UNAFRAID OF GREATNESS
Mar 16, 1998, Vol. 3, No. 26 • By NEWT GINGRICH
Paul Johnson has written perhaps the most important history of the American people in our generation. He raises the key question about America and its nature: "Is this in fact a learned civilization and are there characteristics and traits unique to the American people that make them, because of their cultural experience in becoming Americans, different from other people?" And he not only answers the question, "Yes," but he provides a remarkable framework of historical study to support his case.
Let me confess at the outset that I am a Paul Johnson fan. Now sixty-nine years old, he remains a prolific columnist for the London Spectator and other British publications. And he remains as well an indefatigable writer of big, compelling books covering wide swaths of history -- his mammoth History of the Jews, for instance, or his Intellectuals, in which he surveys the development of eighteenth- and nineteenth-century thinkers. His thousand-page account of the birth of our age in Modern Times may be the most provocative and thoughtful history we have in this century. As a former socialist who came to adopt far more conservative values, he has not only been a great adviser to Margaret Thatcher, but he has brought a unique talent for understanding left-wing thought to his explanation of conservative values and conservative attitudes.

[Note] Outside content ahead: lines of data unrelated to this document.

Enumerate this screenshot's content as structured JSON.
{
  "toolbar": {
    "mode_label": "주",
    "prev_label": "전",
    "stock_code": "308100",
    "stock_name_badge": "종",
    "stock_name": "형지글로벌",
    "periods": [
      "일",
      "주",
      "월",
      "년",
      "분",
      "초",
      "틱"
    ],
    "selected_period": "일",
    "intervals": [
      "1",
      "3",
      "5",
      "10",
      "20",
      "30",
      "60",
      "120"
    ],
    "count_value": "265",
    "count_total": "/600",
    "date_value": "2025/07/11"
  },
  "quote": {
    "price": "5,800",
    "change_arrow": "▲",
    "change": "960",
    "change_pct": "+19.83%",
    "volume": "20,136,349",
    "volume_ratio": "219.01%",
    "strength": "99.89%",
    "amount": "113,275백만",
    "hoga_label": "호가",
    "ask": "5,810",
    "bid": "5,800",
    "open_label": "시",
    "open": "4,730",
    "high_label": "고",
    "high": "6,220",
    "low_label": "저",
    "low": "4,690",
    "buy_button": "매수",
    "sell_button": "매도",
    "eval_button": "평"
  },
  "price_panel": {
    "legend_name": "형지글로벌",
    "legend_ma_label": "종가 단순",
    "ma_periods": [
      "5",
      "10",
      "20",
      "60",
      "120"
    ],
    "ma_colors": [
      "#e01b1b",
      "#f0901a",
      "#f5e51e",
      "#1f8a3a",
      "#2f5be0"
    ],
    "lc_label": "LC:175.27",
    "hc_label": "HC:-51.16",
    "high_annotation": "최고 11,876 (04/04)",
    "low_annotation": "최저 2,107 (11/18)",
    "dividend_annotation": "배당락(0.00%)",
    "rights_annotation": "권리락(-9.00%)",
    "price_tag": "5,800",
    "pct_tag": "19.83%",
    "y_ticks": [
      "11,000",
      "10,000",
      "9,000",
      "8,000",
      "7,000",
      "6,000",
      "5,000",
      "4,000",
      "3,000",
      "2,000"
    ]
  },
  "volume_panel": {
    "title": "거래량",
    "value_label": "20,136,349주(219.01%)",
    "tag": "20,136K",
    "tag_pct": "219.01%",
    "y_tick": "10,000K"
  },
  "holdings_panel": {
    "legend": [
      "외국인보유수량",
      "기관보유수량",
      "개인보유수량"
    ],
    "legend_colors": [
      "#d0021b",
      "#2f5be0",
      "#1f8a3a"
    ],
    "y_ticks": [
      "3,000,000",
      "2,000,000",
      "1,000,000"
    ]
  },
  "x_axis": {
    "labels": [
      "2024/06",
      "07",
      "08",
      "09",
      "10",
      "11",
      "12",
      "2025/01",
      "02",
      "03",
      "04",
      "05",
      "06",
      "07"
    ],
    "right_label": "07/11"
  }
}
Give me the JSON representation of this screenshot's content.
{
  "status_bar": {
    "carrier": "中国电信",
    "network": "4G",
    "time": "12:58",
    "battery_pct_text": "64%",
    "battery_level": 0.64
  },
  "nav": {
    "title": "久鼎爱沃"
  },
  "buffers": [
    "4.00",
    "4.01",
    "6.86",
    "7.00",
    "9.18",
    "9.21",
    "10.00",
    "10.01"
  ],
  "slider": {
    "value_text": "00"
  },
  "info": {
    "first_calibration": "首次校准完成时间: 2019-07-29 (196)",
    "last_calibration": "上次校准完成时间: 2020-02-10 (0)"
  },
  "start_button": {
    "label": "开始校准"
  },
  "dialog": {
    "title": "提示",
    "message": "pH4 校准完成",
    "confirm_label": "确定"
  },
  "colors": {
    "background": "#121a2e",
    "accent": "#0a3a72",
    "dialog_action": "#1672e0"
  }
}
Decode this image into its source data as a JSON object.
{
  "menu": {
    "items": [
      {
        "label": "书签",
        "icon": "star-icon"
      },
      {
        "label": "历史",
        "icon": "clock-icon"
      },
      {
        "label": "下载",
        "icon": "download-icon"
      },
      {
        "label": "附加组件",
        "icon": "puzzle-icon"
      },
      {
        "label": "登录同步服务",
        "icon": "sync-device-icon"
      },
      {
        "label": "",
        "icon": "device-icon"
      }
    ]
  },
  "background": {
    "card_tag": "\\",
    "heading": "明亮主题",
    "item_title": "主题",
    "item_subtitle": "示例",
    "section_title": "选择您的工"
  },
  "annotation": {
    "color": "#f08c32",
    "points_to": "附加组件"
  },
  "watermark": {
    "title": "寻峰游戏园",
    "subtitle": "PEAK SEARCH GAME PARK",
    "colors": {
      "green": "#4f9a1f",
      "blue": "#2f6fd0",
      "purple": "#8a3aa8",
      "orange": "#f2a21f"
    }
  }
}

And let me confess as well that, like Paul Johnson, I believe America is a great country filled with good people, that we are a unique, learned civilization, and that there is something different about being American: People are born Chinese or European or African, but we learn to become Americans.
In his latest large tome, A History of the American People, Johnson is, as usual, clear, forthright, and daring. He takes his epigraph straight from Shakespeare: "Be not afraid of greatness" -- certainly one of the most politically incorrect comments on America by a contemporary intellectual. He begins his preface, "This work is a labor of love," and he goes on to close it with the words: "I do not acknowledge the existence of hyphenated Americans, or Native Americans or any other qualified kind. They are all Americans to me: black, white, red, brown, yellow, thrown together by fate in that swirling maelstrom of history which has produced the most remarkable people the world has ever seen. I love them and salute them, and this is their story."
If only for this reaffirmation of American uniqueness and the existence of a genuinely American civilization, Paul Johnson's book would be worth reading, but it shows, in addition, a remarkably insightful understanding of the core elements that have powered this civilization. Johnson understands the role of religion in America: the importance of religious thought, the Declaration of Independence's assertion that "We are endowed by our Creator," the sense that America is directly endowed by God and responsible to God. It permeates his book in a way that no modern liberal understands -- which is why modern liberals are blocked from ever completely understanding America.
In addition to grasping the core religious framework of this country, Johnson understands the second tradition that lies at the heart of our history: the tradition of individual democracy, grass-roots populism, anti- authoritarianism, and anti-government sentiment. Johnson correctly identifies the origins of the American Revolution in the religious impact of the Great Awakening, but he notes as well that while the American colonists paid remarkably few taxes, they resented every single penny. The modern anti-tax movement can trace its roots directly back to a knowledge present even in the colonial period: the knowledge that every penny and every power government gets comes at the expense of personal freedom and personal opportunity. This tension between the individual and the state is deeply embedded in classical American civilization, and those who reject it demonstrate just how distant they are from the American tradition.